§ Input material:
———

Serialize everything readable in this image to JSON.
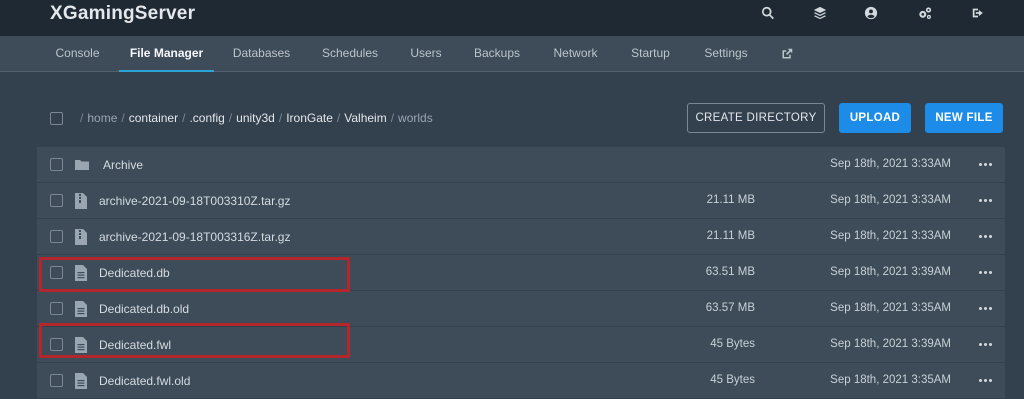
{
  "app": {
    "title": "XGamingServer"
  },
  "top_icons": [
    {
      "name": "search-icon"
    },
    {
      "name": "layers-icon"
    },
    {
      "name": "user-icon"
    },
    {
      "name": "cogs-icon"
    },
    {
      "name": "sign-out-icon"
    }
  ],
  "nav": {
    "tabs": [
      {
        "label": "Console"
      },
      {
        "label": "File Manager",
        "active": true
      },
      {
        "label": "Databases"
      },
      {
        "label": "Schedules"
      },
      {
        "label": "Users"
      },
      {
        "label": "Backups"
      },
      {
        "label": "Network"
      },
      {
        "label": "Startup"
      },
      {
        "label": "Settings"
      }
    ],
    "external_icon": "external-link-icon"
  },
  "breadcrumb": {
    "segments": [
      "home",
      "container",
      ".config",
      "unity3d",
      "IronGate",
      "Valheim",
      "worlds"
    ]
  },
  "buttons": {
    "create_directory": "CREATE DIRECTORY",
    "upload": "UPLOAD",
    "new_file": "NEW FILE"
  },
  "files": [
    {
      "name": "Archive",
      "type": "folder",
      "size": "",
      "date": "Sep 18th, 2021 3:33AM",
      "highlighted": false
    },
    {
      "name": "archive-2021-09-18T003310Z.tar.gz",
      "type": "archive",
      "size": "21.11 MB",
      "date": "Sep 18th, 2021 3:33AM",
      "highlighted": false
    },
    {
      "name": "archive-2021-09-18T003316Z.tar.gz",
      "type": "archive",
      "size": "21.11 MB",
      "date": "Sep 18th, 2021 3:33AM",
      "highlighted": false
    },
    {
      "name": "Dedicated.db",
      "type": "file",
      "size": "63.51 MB",
      "date": "Sep 18th, 2021 3:39AM",
      "highlighted": true
    },
    {
      "name": "Dedicated.db.old",
      "type": "file",
      "size": "63.57 MB",
      "date": "Sep 18th, 2021 3:35AM",
      "highlighted": false
    },
    {
      "name": "Dedicated.fwl",
      "type": "file",
      "size": "45 Bytes",
      "date": "Sep 18th, 2021 3:39AM",
      "highlighted": true
    },
    {
      "name": "Dedicated.fwl.old",
      "type": "file",
      "size": "45 Bytes",
      "date": "Sep 18th, 2021 3:35AM",
      "highlighted": false
    }
  ],
  "colors": {
    "topbar": "#1f2933",
    "nav": "#3e4c59",
    "background": "#33404d",
    "accent": "#2ea3d6",
    "primary_button": "#1d8ce8",
    "highlight_border": "#b3262b"
  }
}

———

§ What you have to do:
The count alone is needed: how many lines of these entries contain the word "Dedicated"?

§ Answer below:
4